_Problem requirements:_
Each line below with the string "icon" should be copied.

Extracted data entries:
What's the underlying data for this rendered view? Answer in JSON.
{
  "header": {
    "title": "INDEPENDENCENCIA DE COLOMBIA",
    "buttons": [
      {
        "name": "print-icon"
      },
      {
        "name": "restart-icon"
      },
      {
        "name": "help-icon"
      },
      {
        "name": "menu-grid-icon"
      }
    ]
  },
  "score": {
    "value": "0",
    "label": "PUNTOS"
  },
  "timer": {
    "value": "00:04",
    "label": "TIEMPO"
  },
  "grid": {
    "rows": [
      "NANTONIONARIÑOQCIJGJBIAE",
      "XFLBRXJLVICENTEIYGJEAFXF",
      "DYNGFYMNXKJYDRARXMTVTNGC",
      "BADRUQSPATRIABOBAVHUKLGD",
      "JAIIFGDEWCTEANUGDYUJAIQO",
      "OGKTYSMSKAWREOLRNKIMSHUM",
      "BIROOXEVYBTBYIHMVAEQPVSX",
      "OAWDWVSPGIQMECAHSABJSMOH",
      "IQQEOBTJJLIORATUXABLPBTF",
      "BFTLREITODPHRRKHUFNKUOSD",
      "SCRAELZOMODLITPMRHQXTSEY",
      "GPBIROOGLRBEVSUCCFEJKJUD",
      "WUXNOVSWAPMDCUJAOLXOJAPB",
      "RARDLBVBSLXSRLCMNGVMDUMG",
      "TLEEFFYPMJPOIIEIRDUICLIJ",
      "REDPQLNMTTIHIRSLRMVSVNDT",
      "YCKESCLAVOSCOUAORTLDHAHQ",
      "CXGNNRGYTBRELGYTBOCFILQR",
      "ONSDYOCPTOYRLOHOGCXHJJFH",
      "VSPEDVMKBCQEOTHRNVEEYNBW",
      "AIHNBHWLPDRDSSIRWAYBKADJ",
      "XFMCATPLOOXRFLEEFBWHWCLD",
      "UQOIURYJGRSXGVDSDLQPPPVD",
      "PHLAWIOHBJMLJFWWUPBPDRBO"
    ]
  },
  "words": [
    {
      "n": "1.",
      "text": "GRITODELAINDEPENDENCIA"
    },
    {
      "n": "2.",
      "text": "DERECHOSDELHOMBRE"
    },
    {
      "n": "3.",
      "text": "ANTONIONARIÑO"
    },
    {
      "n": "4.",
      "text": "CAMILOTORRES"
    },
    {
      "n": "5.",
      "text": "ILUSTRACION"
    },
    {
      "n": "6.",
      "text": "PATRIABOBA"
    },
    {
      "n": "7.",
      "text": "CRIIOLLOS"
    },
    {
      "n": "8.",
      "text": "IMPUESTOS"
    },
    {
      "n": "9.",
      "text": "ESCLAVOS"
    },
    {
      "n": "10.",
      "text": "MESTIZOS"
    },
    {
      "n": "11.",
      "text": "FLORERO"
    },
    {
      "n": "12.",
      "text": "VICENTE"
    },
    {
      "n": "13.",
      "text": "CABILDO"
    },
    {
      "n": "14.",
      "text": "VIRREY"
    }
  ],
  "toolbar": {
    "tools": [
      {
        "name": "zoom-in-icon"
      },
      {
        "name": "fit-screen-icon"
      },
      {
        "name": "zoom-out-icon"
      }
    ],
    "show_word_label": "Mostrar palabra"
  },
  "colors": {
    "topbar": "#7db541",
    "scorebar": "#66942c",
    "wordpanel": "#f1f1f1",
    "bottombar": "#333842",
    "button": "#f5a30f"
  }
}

_Task output:_
        "name": "print-icon"
        "name": "restart-icon"
        "name": "help-icon"
        "name": "menu-grid-icon"
        "name": "zoom-in-icon"
        "name": "fit-screen-icon"
        "name": "zoom-out-icon"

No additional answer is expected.